Fides News Agency reported that the family of Rakha Shahzad is demanding justice for the slain man, which has prompted an investigation by authorities. The agents involved in the incident have claimed that the Christian, who was allegedly arrested because of selling drugs and alcohol, died because of a "heart attack" during the investigation. The brother of the diseased has claimed, however, that Shahzad "was arrested for no reason."
An autopsy will be carried out on the man's body to determine the cause of death.
Fr. Francis Nadeem, provincial of the Capuchins in Pakistan, said that the Christian community in Pakistan has once again been left bewildered "due to the umpteenth extrajudicial killing."
Christian lawyer Mushtaq Gill, who has been involved in a number of cases defending Christians from Pakistan's strict blaspheme laws, added, "The whole world is still deeply shocked and outraged for the lynching of the Christian couple in Kasur, but violence continues: it is urgent to repeal laws that are routinely used to persecute Christians and ensure justice and legality, starting with the work and the behavior of the police and public officials."
The Christian couple, 28-year-old Shahzad Masih and 25-year-old Shama Bibi, were killed and burned by a mob of Muslims earlier in November, allegedly for desecrating a copy of the Quran.

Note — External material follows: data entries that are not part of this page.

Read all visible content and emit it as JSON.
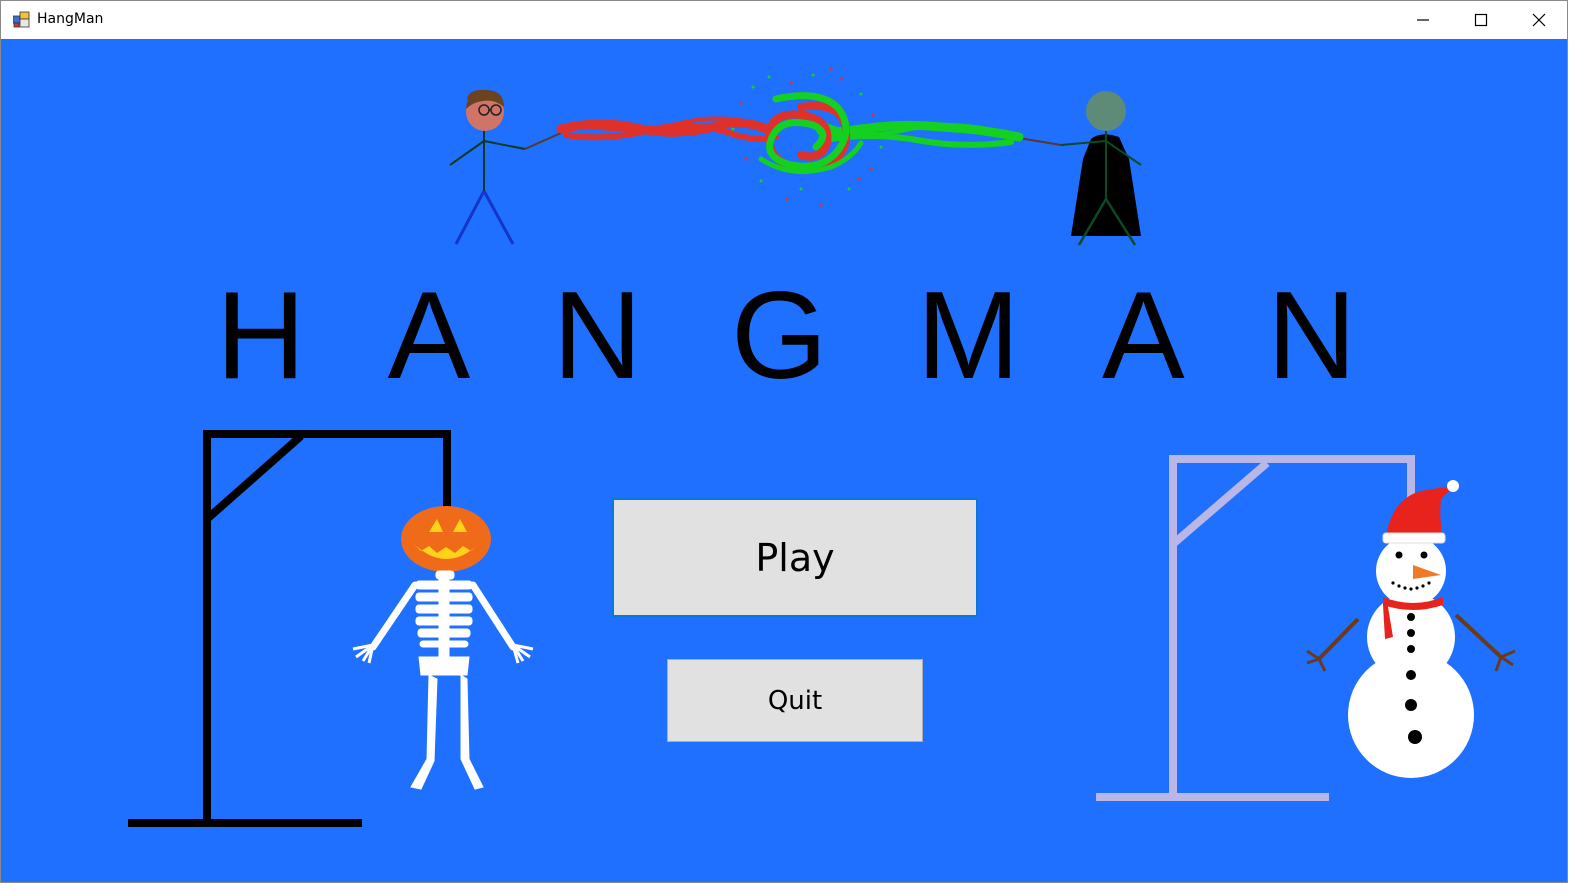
{
  "window": {
    "title": "HangMan",
    "controls": [
      "minimize-icon",
      "maximize-icon",
      "close-icon"
    ]
  },
  "main": {
    "title": "H A N G M A N",
    "play_label": "Play",
    "quit_label": "Quit"
  },
  "illustrations": [
    "wizard-duel-illustration",
    "skeleton-gallows-illustration",
    "snowman-gallows-illustration"
  ],
  "colors": {
    "background": "#1f70ff",
    "button": "#e1e1e1",
    "button_focus_border": "#0a78d7",
    "spell_red": "#e0302a",
    "spell_green": "#14d020",
    "pumpkin": "#ef6b1a"
  }
}
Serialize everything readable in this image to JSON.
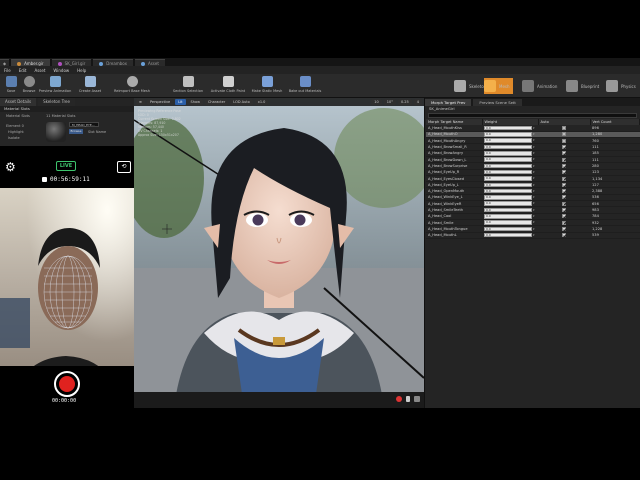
{
  "tabs": [
    {
      "label": "Amber.gir"
    },
    {
      "label": "SK_Girl.gir"
    },
    {
      "label": "Dreambox"
    },
    {
      "label": "Asset"
    }
  ],
  "menu": [
    "File",
    "Edit",
    "Asset",
    "Window",
    "Help"
  ],
  "toolbar": [
    {
      "label": "Save",
      "icon": "save-icon"
    },
    {
      "label": "Browse",
      "icon": "browse-icon"
    },
    {
      "label": "Preview Animation",
      "icon": "preview-animation-icon"
    },
    {
      "label": "Create Asset",
      "icon": "create-asset-icon"
    },
    {
      "label": "Reimport Base Mesh",
      "icon": "reimport-icon"
    },
    {
      "label": "Section Selection",
      "icon": "section-selection-icon"
    },
    {
      "label": "Activate Cloth Paint",
      "icon": "cloth-paint-icon"
    },
    {
      "label": "Make Static Mesh",
      "icon": "static-mesh-icon"
    },
    {
      "label": "Bake out Materials",
      "icon": "bake-icon"
    }
  ],
  "modes": [
    "Skeleton",
    "Mesh",
    "Animation",
    "Blueprint",
    "Physics"
  ],
  "left_tabs": [
    "Asset Details",
    "Skeleton Tree"
  ],
  "material_slots": {
    "header": "Material Slots",
    "row_label": "Material Slots",
    "count": "11 Material Slots",
    "element": "Element 0",
    "highlight": "Highlight",
    "isolate": "Isolate",
    "material_name": "M_HEAD_EYE...",
    "slot_button": "Browse",
    "slot_name": "Slot Name"
  },
  "overlay": {
    "live_label": "LIVE",
    "session_timer": "00:56:59:11",
    "record_timer": "00:00:00"
  },
  "viewport": {
    "buttons": [
      "Perspective",
      "Lit",
      "Show",
      "Character",
      "LOD Auto",
      "x1.0"
    ],
    "info_lines": [
      "Previewing Reference Pose",
      "LOD: 0",
      "Current Screen Size: 0.802",
      "Triangles: 87,910",
      "Vertices: 57,440",
      "UV Channels: 1",
      "Approx Size: 150x51x207"
    ],
    "right_buttons": [
      "10",
      "10°",
      "0.25",
      "4"
    ],
    "colors": {
      "record": "#e0221f",
      "live": "#3ec46d",
      "accent": "#2a5ea8"
    }
  },
  "right_panel": {
    "tabs": [
      "Morph Target Prev",
      "Preview Scene Sett"
    ],
    "anim_label": "SK_AnimeGirl",
    "columns": [
      "Morph Target Name",
      "Weight",
      "Auto",
      "Vert Count"
    ],
    "rows": [
      {
        "name": "A_Head_MouthKiss",
        "weight": "0.0",
        "auto": false,
        "vert": "896",
        "selected": false
      },
      {
        "name": "A_Head_MouthO",
        "weight": "0.0",
        "auto": false,
        "vert": "1,280",
        "selected": true
      },
      {
        "name": "A_Head_MouthAngry",
        "weight": "0.0",
        "auto": false,
        "vert": "760",
        "selected": false
      },
      {
        "name": "A_Head_BrowSmall_R",
        "weight": "0.0",
        "auto": true,
        "vert": "111",
        "selected": false
      },
      {
        "name": "A_Head_BrowAngry",
        "weight": "0.0",
        "auto": true,
        "vert": "185",
        "selected": false
      },
      {
        "name": "A_Head_BrowDown_L",
        "weight": "0.0",
        "auto": true,
        "vert": "111",
        "selected": false
      },
      {
        "name": "A_Head_BrowSurprise",
        "weight": "0.0",
        "auto": true,
        "vert": "280",
        "selected": false
      },
      {
        "name": "A_Head_EyeUp_R",
        "weight": "0.0",
        "auto": true,
        "vert": "123",
        "selected": false
      },
      {
        "name": "A_Head_EyesClosed",
        "weight": "0.0",
        "auto": true,
        "vert": "1,134",
        "selected": false
      },
      {
        "name": "A_Head_EyeUp_L",
        "weight": "0.0",
        "auto": true,
        "vert": "127",
        "selected": false
      },
      {
        "name": "A_Head_OpenMouth",
        "weight": "0.0",
        "auto": true,
        "vert": "2,388",
        "selected": false
      },
      {
        "name": "A_Head_WinkEye_L",
        "weight": "0.0",
        "auto": true,
        "vert": "536",
        "selected": false
      },
      {
        "name": "A_Head_WinkEyeR",
        "weight": "0.0",
        "auto": true,
        "vert": "656",
        "selected": false
      },
      {
        "name": "A_Head_SmileTeeth",
        "weight": "0.0",
        "auto": true,
        "vert": "983",
        "selected": false
      },
      {
        "name": "A_Head_Cool",
        "weight": "0.0",
        "auto": true,
        "vert": "784",
        "selected": false
      },
      {
        "name": "A_Head_Smile",
        "weight": "0.0",
        "auto": true,
        "vert": "932",
        "selected": false
      },
      {
        "name": "A_Head_MouthTongue",
        "weight": "0.0",
        "auto": true,
        "vert": "1,228",
        "selected": false
      },
      {
        "name": "A_Head_MouthL",
        "weight": "0.0",
        "auto": true,
        "vert": "539",
        "selected": false
      }
    ]
  }
}
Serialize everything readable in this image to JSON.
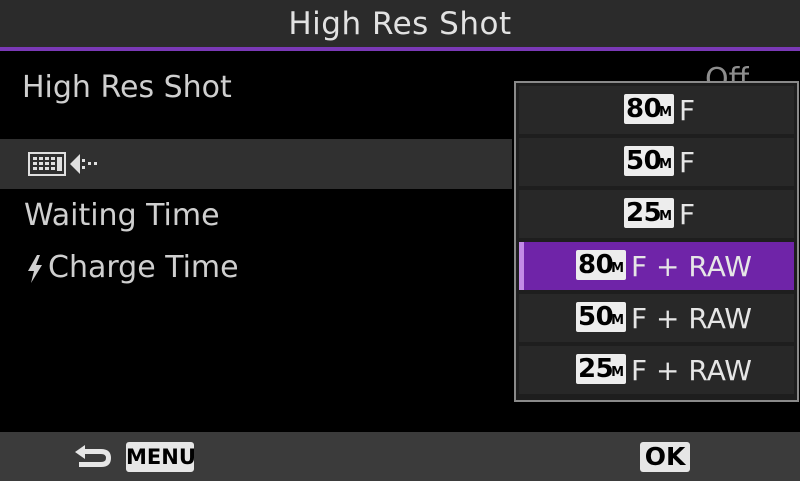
{
  "header": {
    "title": "High Res Shot"
  },
  "menu": {
    "items": [
      {
        "label": "High Res Shot",
        "value": "Off"
      },
      {
        "label": ""
      },
      {
        "label": "Waiting Time"
      },
      {
        "label": "Charge Time"
      }
    ]
  },
  "popup": {
    "options": [
      {
        "size": "80",
        "unit": "M",
        "quality": "F"
      },
      {
        "size": "50",
        "unit": "M",
        "quality": "F"
      },
      {
        "size": "25",
        "unit": "M",
        "quality": "F"
      },
      {
        "size": "80",
        "unit": "M",
        "quality": "F + RAW"
      },
      {
        "size": "50",
        "unit": "M",
        "quality": "F + RAW"
      },
      {
        "size": "25",
        "unit": "M",
        "quality": "F + RAW"
      }
    ],
    "selected_index": 3
  },
  "footer": {
    "menu_label": "MENU",
    "ok_label": "OK"
  },
  "icons": [
    "back-arrow-icon",
    "flash-icon",
    "high-res-mode-icon"
  ],
  "colors": {
    "accent": "#7a39b6",
    "selected": "#6f24a8",
    "selected_marker": "#c38be6"
  }
}
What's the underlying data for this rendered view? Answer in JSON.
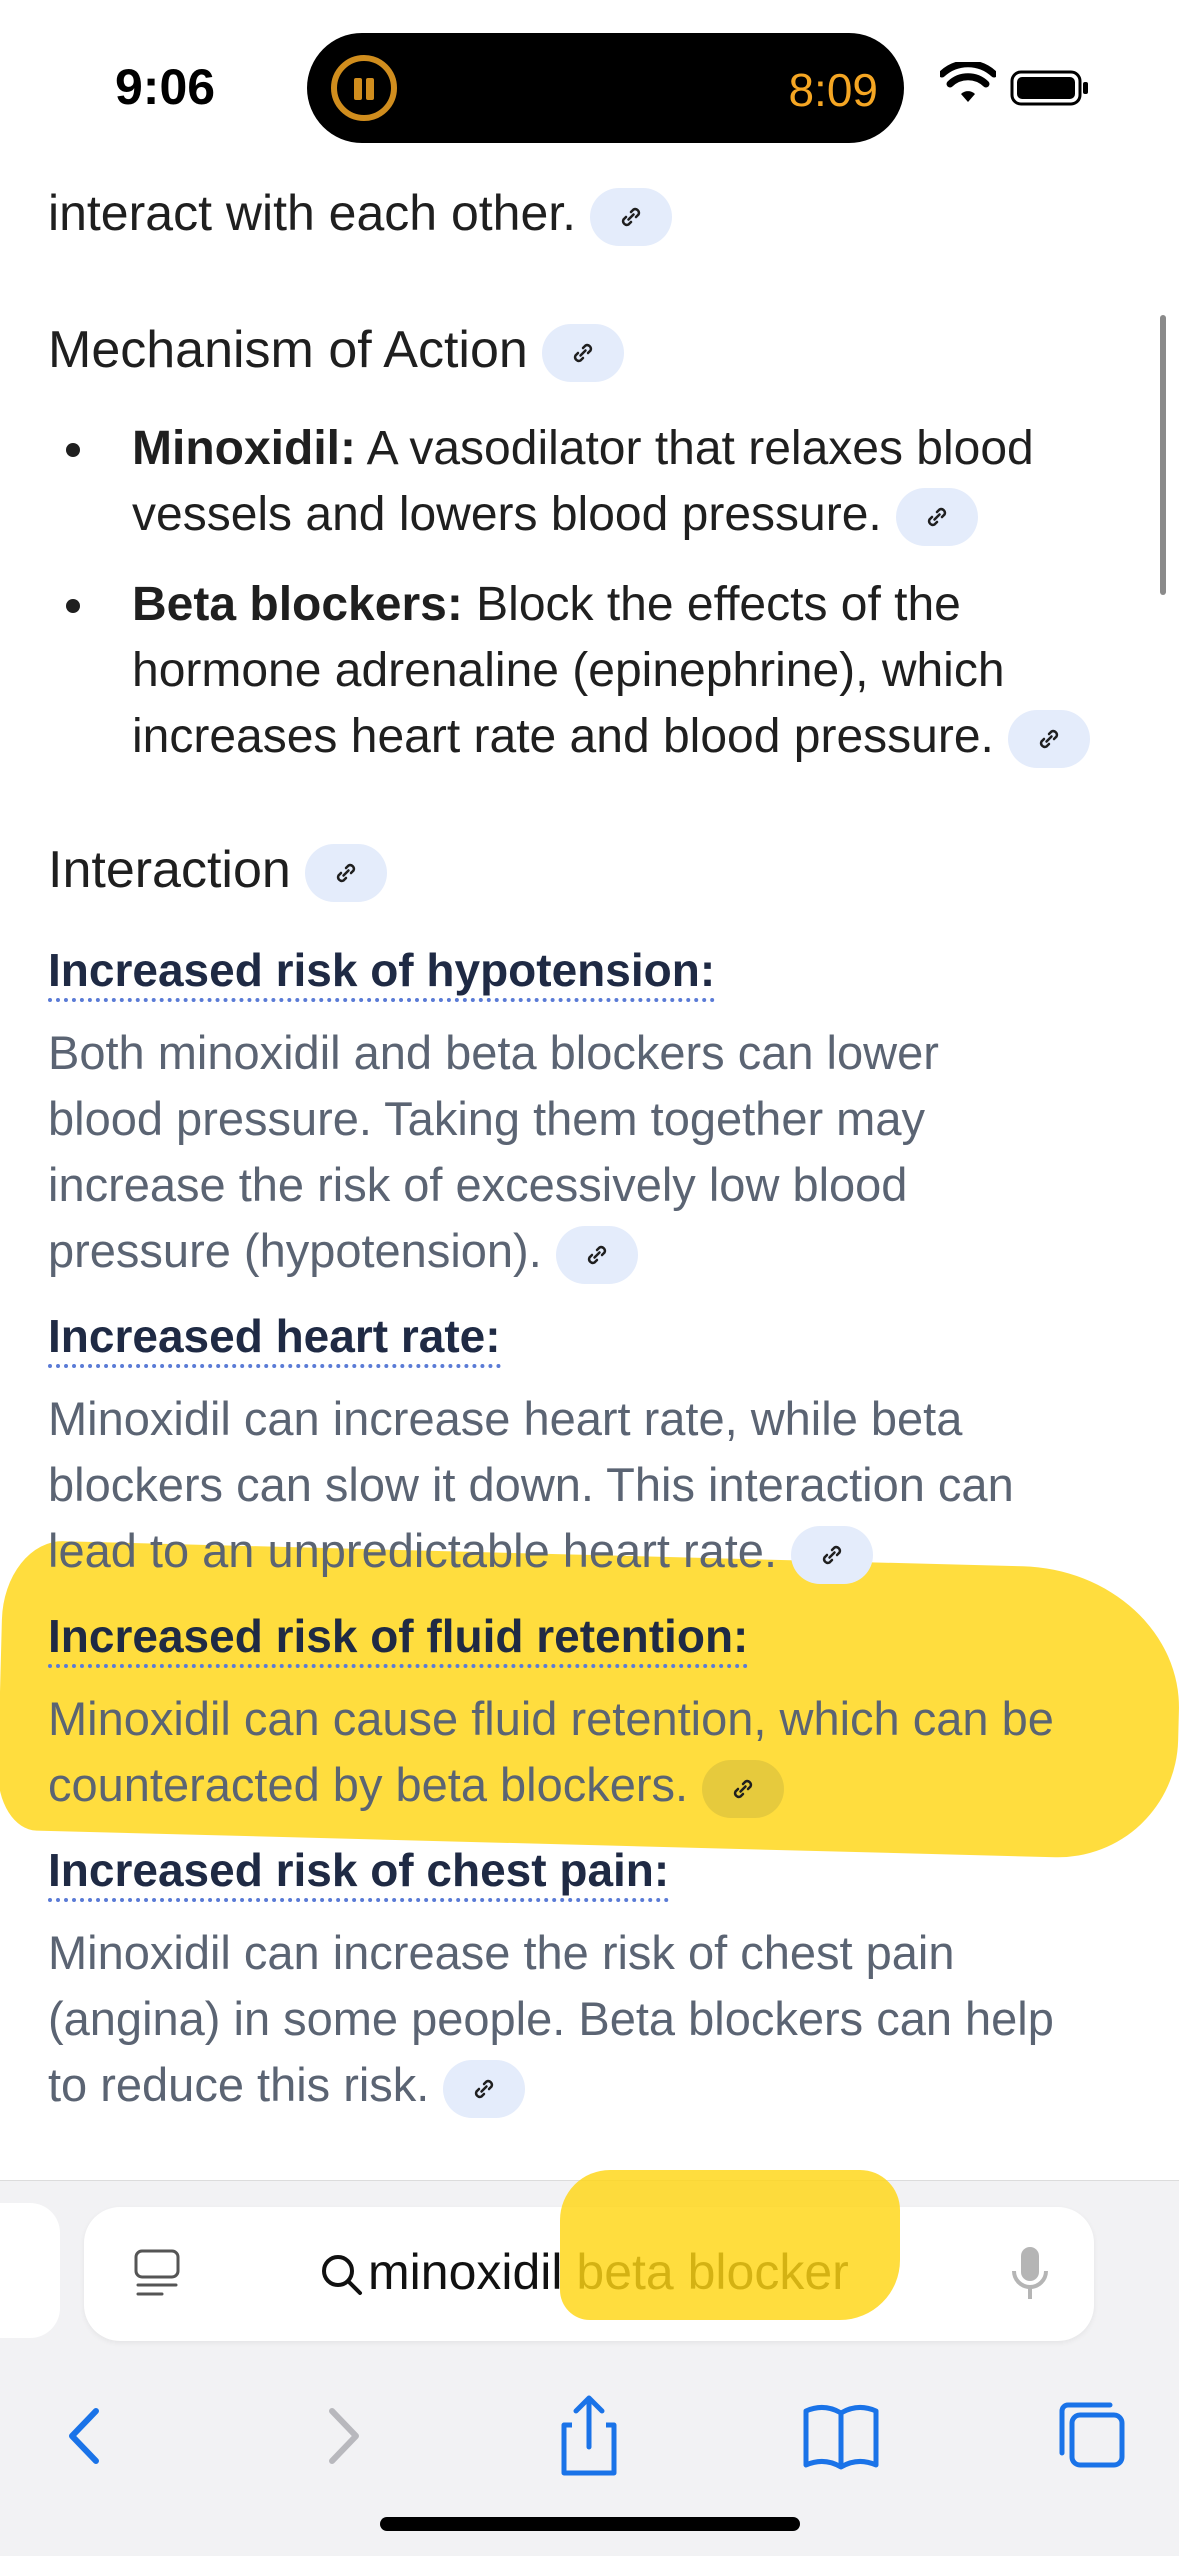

The grisly murder led to the arrest of at least 44 people, and Pakistani authorities have said that they will bring those responsible to justice.
The murder of the couple was condemned by persecution watchdog groups, including the International Christian Concern.
"The brutal killing of Shahzad and Shama once again highlights the extreme danger of religious fanaticism that Christians in Pakistan face on a regular basis. The accusation of blasphemy can be used for any dispute and can often prove deadly as it did today, inciting a mob to brutally murder this young couple," ICC Regional Manager Todd Daniels said in a statement.
Christians and other religious minorities regularly face hostilities for their faith, and are often targeted by the blasphemy laws.
A report by NGO network Awaz-e-Haq Itehad two weeks ago noted that 182 Christians have faced blasphemy charges in Pakistan between 1987 and October 2014, which often carry life in prison or the death penalty as punishment.